When the arteries around your heart become clogged up with a fatty substance called plaque, there is one surefire way to treat them, alleviate your circulation problems, and restore blood flow to the heart. This treatment is called angioplasty and it is commonly used to treat patients with Coronary Artery Disease.
An angioplasty is a brief surgical procedure where the cardiologist weaves a wire through the arteries around the heart and into position in an area where there is a blockage. Once in position, a small balloon is inflated that pushes that plaque toward the artery walls, creating more space for blood to flow normally. Often, this treatment is followed up by the insertion of a mesh stent which is a semi-permanent barrier that acts as a retaining wall to keep the plaque from retreating back into your arteries.

All of this may sound familiar to you, as this is an extremely common procedure that is successful in over 90% of patients. But how do you know if you are a good candidate for the procedure?
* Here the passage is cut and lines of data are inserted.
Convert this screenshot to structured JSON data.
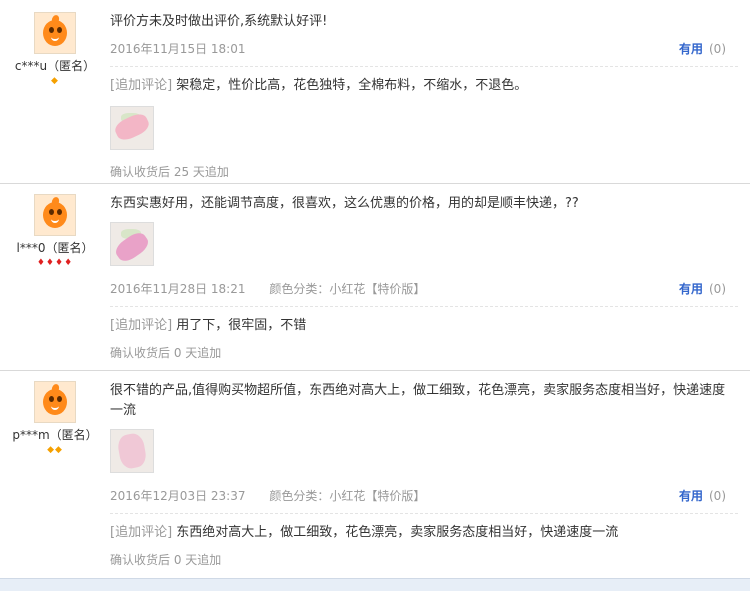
{
  "reviews": [
    {
      "user": "c***u（匿名）",
      "badge_icons": "◆",
      "text": "评价方未及时做出评价,系统默认好评!",
      "date": "2016年11月15日 18:01",
      "variant": "",
      "useful_label": "有用",
      "useful_count": "(0)",
      "append_tag": "[追加评论]",
      "append_text": "架稳定，性价比高，花色独特，全棉布料，不缩水，不退色。",
      "confirm": "确认收货后 25 天追加"
    },
    {
      "user": "l***0（匿名）",
      "badge_icons": "♦♦♦♦",
      "text": "东西实惠好用，还能调节高度，很喜欢，这么优惠的价格，用的却是顺丰快递，??",
      "date": "2016年11月28日 18:21",
      "variant": "颜色分类：小红花【特价版】",
      "useful_label": "有用",
      "useful_count": "(0)",
      "append_tag": "[追加评论]",
      "append_text": "用了下，很牢固，不错",
      "confirm": "确认收货后 0 天追加"
    },
    {
      "user": "p***m（匿名）",
      "badge_icons": "◆◆",
      "text": "很不错的产品,值得购买物超所值，东西绝对高大上，做工细致，花色漂亮，卖家服务态度相当好，快递速度一流",
      "date": "2016年12月03日 23:37",
      "variant": "颜色分类：小红花【特价版】",
      "useful_label": "有用",
      "useful_count": "(0)",
      "append_tag": "[追加评论]",
      "append_text": "东西绝对高大上，做工细致，花色漂亮，卖家服务态度相当好，快递速度一流",
      "confirm": "确认收货后 0 天追加"
    }
  ]
}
Do You Have Coronary Artery Disease?
Coronary Artery Disease (CAD) refers to the narrowing of the coronary arteries. This usually occurs due to atherosclerosis, or the buildup of plaque within the arteries. The early signs of CAD are angina (or chest pain), shortness of breath, or in advanced cases, heart attack. If you do not have CAD, you are not likely a candidate for this procedure, so first consult with your cardiologist to better understand your medical condition.

How Severe Is It?
Even if you’ve begun to experience a low level of blockage in your coronary arteries, it isn’t a sure bet that you’ll be a candidate for this procedure. Only arteries with at least 70% blockage, or those with severe CAD, are considered candidates for angioplasty and stent insertion. So, if you fall in a lesser category, this is an excellent time to begin reconsidering the lifestyle choices that may have led to where you are.
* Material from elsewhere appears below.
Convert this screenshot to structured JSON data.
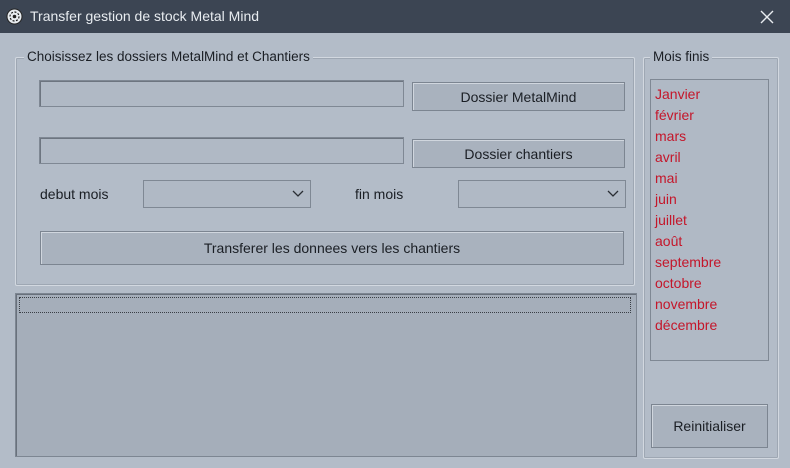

Can It Be Otherwise Treated?
Some earlier phases of Coronary Artery Disease can be addressed with medication and with intentional dietary and lifestyle changes. Before jumping straight into a surgical procedure, your doctor may want to try a series of lesser interventions in an attempt to get the issue under control before moving on to angioplasty.

Ultimately, the best way to determine whether or not you are a candidate for angioplasty is to receive a full evaluation from your cardiologist. If you haven’t already found a cardiologist you enjoy working with, contact us today.